Given entries>

┌────────

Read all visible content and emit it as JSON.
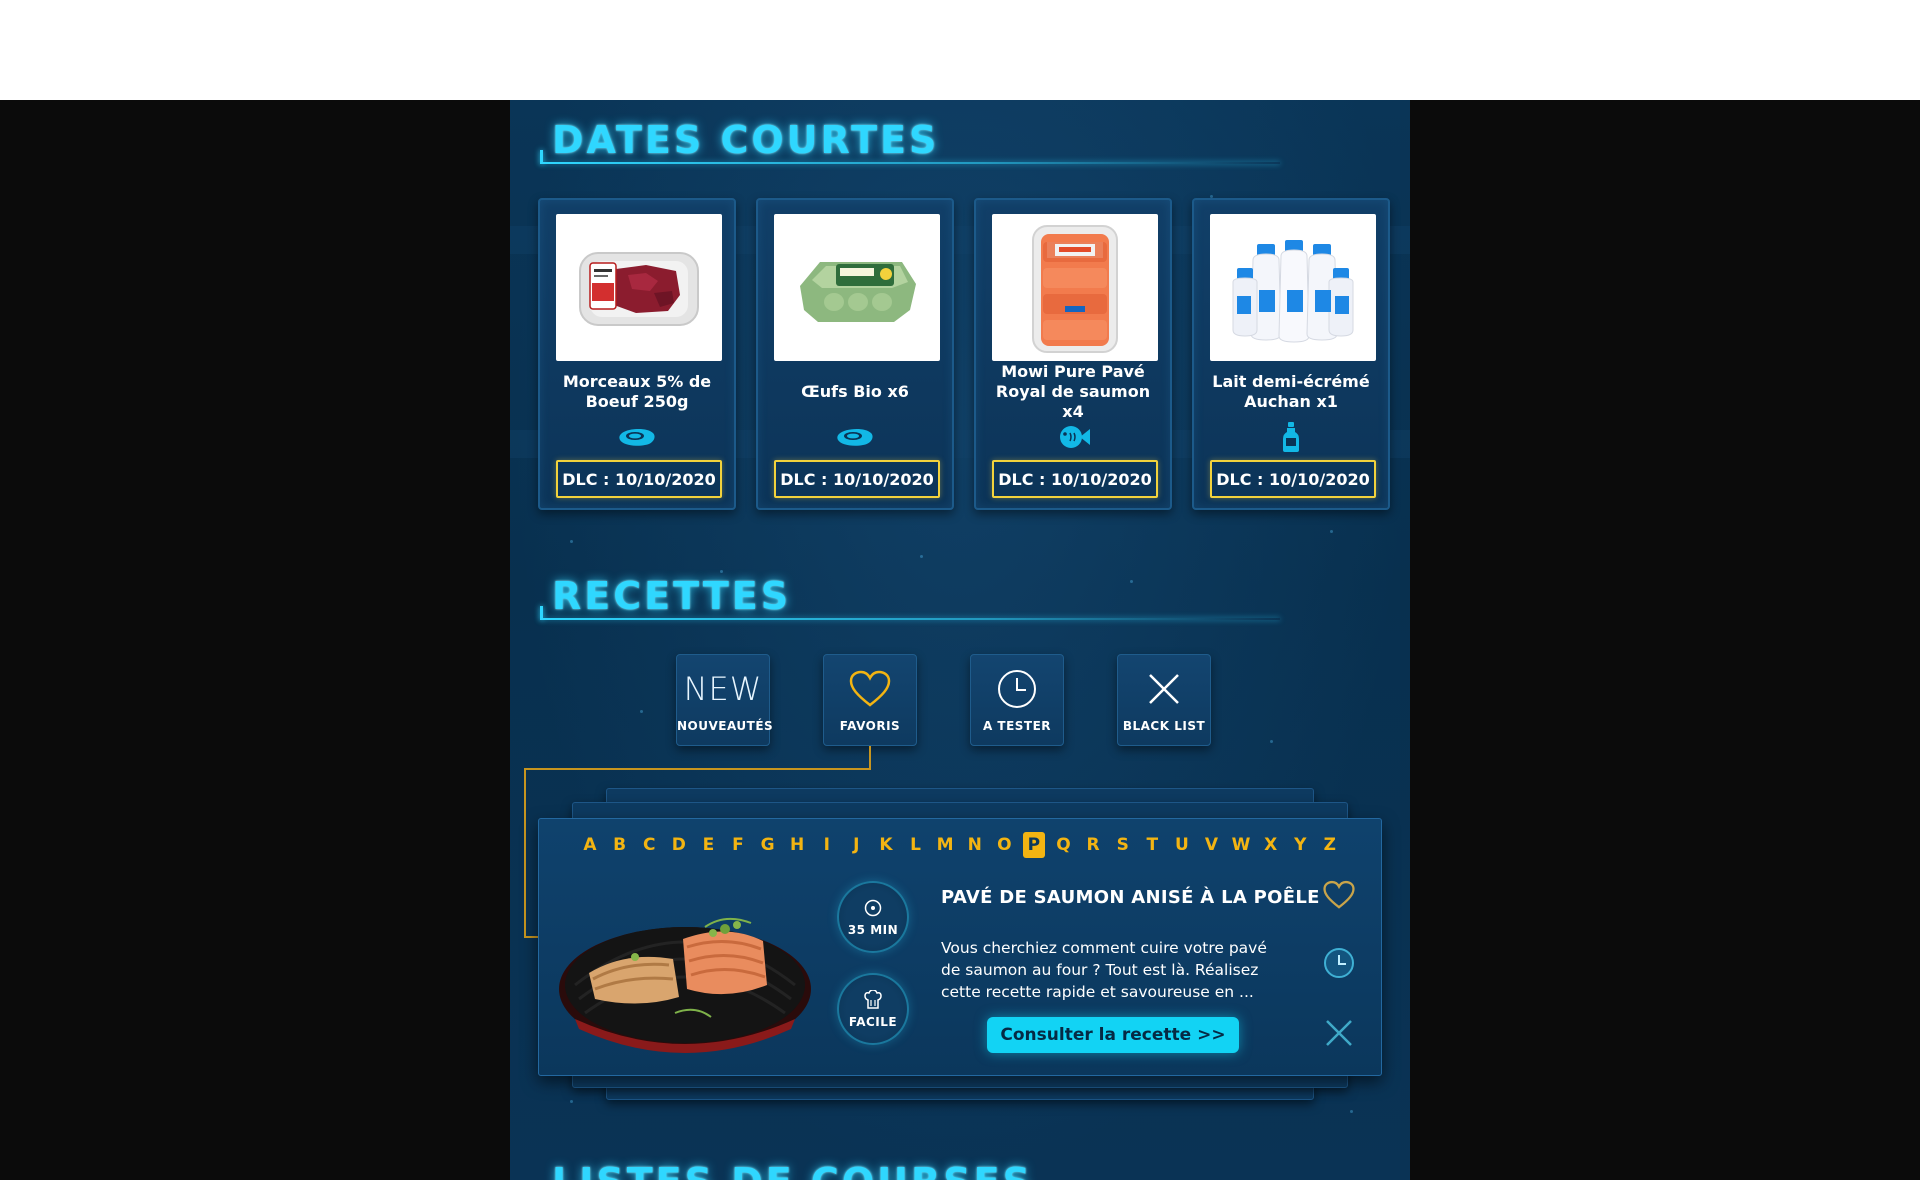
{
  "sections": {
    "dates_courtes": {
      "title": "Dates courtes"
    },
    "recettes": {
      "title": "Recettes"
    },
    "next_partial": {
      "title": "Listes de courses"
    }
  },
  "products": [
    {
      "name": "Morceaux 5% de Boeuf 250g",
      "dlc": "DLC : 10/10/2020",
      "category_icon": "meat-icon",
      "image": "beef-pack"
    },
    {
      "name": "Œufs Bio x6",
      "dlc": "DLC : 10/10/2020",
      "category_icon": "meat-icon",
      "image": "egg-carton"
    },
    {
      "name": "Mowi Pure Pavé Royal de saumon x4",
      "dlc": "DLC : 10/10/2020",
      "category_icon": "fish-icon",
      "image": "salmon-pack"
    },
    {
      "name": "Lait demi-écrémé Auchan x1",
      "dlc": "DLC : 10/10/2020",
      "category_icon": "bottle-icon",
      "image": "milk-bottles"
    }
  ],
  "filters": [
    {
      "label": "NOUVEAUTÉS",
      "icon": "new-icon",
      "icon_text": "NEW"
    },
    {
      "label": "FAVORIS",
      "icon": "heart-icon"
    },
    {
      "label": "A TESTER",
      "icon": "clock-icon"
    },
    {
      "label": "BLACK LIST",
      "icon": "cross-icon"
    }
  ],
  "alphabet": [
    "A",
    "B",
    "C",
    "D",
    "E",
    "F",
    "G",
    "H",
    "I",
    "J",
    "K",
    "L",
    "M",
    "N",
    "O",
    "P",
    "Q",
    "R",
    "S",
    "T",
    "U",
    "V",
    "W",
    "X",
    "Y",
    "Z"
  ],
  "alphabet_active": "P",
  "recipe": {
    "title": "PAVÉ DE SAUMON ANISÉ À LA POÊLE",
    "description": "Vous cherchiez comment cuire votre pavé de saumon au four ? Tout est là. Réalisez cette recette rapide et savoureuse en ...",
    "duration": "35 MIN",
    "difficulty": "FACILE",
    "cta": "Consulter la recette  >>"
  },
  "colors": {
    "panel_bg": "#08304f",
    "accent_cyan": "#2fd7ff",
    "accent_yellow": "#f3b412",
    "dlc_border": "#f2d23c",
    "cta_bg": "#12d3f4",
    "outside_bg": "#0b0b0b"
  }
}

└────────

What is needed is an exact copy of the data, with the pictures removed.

Read all visible content and emit it as JSON.
{
  "sections": {
    "dates_courtes": {
      "title": "Dates courtes"
    },
    "recettes": {
      "title": "Recettes"
    },
    "next_partial": {
      "title": "Listes de courses"
    }
  },
  "products": [
    {
      "name": "Morceaux 5% de Boeuf 250g",
      "dlc": "DLC : 10/10/2020",
      "category_icon": "meat-icon",
      "image": "beef-pack"
    },
    {
      "name": "Œufs Bio x6",
      "dlc": "DLC : 10/10/2020",
      "category_icon": "meat-icon",
      "image": "egg-carton"
    },
    {
      "name": "Mowi Pure Pavé Royal de saumon x4",
      "dlc": "DLC : 10/10/2020",
      "category_icon": "fish-icon",
      "image": "salmon-pack"
    },
    {
      "name": "Lait demi-écrémé Auchan x1",
      "dlc": "DLC : 10/10/2020",
      "category_icon": "bottle-icon",
      "image": "milk-bottles"
    }
  ],
  "filters": [
    {
      "label": "NOUVEAUTÉS",
      "icon": "new-icon",
      "icon_text": "NEW"
    },
    {
      "label": "FAVORIS",
      "icon": "heart-icon"
    },
    {
      "label": "A TESTER",
      "icon": "clock-icon"
    },
    {
      "label": "BLACK LIST",
      "icon": "cross-icon"
    }
  ],
  "alphabet": [
    "A",
    "B",
    "C",
    "D",
    "E",
    "F",
    "G",
    "H",
    "I",
    "J",
    "K",
    "L",
    "M",
    "N",
    "O",
    "P",
    "Q",
    "R",
    "S",
    "T",
    "U",
    "V",
    "W",
    "X",
    "Y",
    "Z"
  ],
  "alphabet_active": "P",
  "recipe": {
    "title": "PAVÉ DE SAUMON ANISÉ À LA POÊLE",
    "description": "Vous cherchiez comment cuire votre pavé de saumon au four ? Tout est là. Réalisez cette recette rapide et savoureuse en ...",
    "duration": "35 MIN",
    "difficulty": "FACILE",
    "cta": "Consulter la recette  >>"
  },
  "colors": {
    "panel_bg": "#08304f",
    "accent_cyan": "#2fd7ff",
    "accent_yellow": "#f3b412",
    "dlc_border": "#f2d23c",
    "cta_bg": "#12d3f4",
    "outside_bg": "#0b0b0b"
  }
}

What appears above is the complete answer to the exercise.